    MR & MRS

    AFTER
    Plants that went in during the afternoon were cornus sanguinea' Midwinter Fire', cornus sanguinea 'Anny's Orange', pulmonaria 'Opal', thalitcrum inchangense, geranium phaeum 'Album', arum italicum 'Mamoratum', a brunnera that was lurking in the cold frame - probably 'Jack Frost' and a white flowering  Lamprocapnos spectablis. There was much dithering over which snowdrops to plant and so far only two were planted. These are the early flowering galanthus elwesii 'Peter Gatehouse' and the rather unfortunately named but beautifully marked galanthus 'Trumps'.

    DRAGONFLY
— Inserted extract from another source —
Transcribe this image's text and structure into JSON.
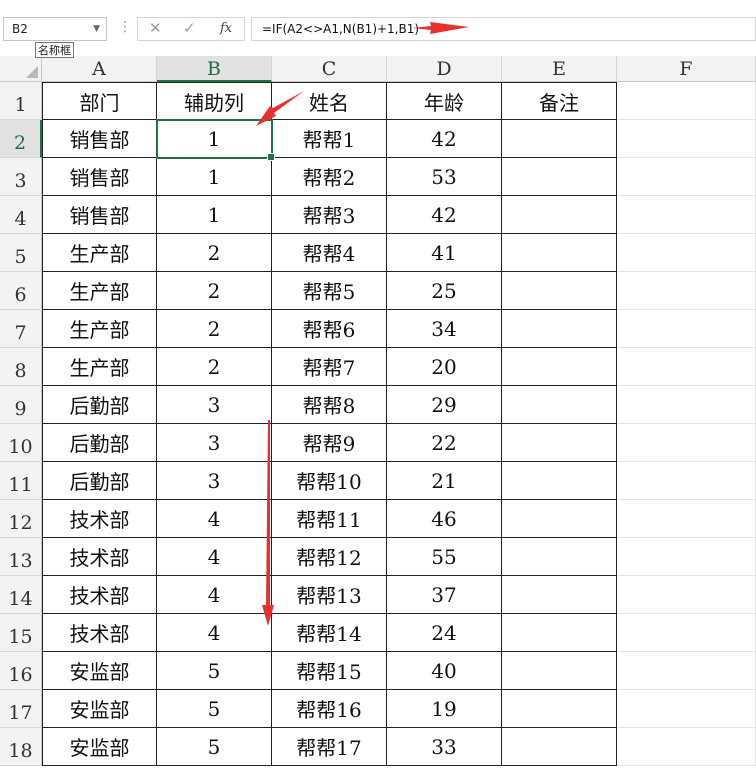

    Come late afternoon I called it a day. Despite himself's muscle there were still signs of the dogwood under ground which I encountered whilst planting. Several tugs of war later I was worn out. I still have more planting to do - I would like to duplicate some of the planting, get more snowdrops in, plant a shrub (still to be chosen) in front of where the two walls meet, plant a couple of hellebores (debating which colour) and to sneak some interest in for later in the year. As always there is never enough room. I'm also wondering whether to leave my wooden dragonfly in. It has just come out of its winter hibernation in the garage. Oh and then the geranium phaeums at the front will be removed, the border needs some bark on it and then edging, the gravel needs refreshing etc, etc...... Hopefully I will be back next month with an update. Thanks as always to the lovely Helen, The Patient Gardener who is the most inspirational hostess encouraging us to share views at the end of each month.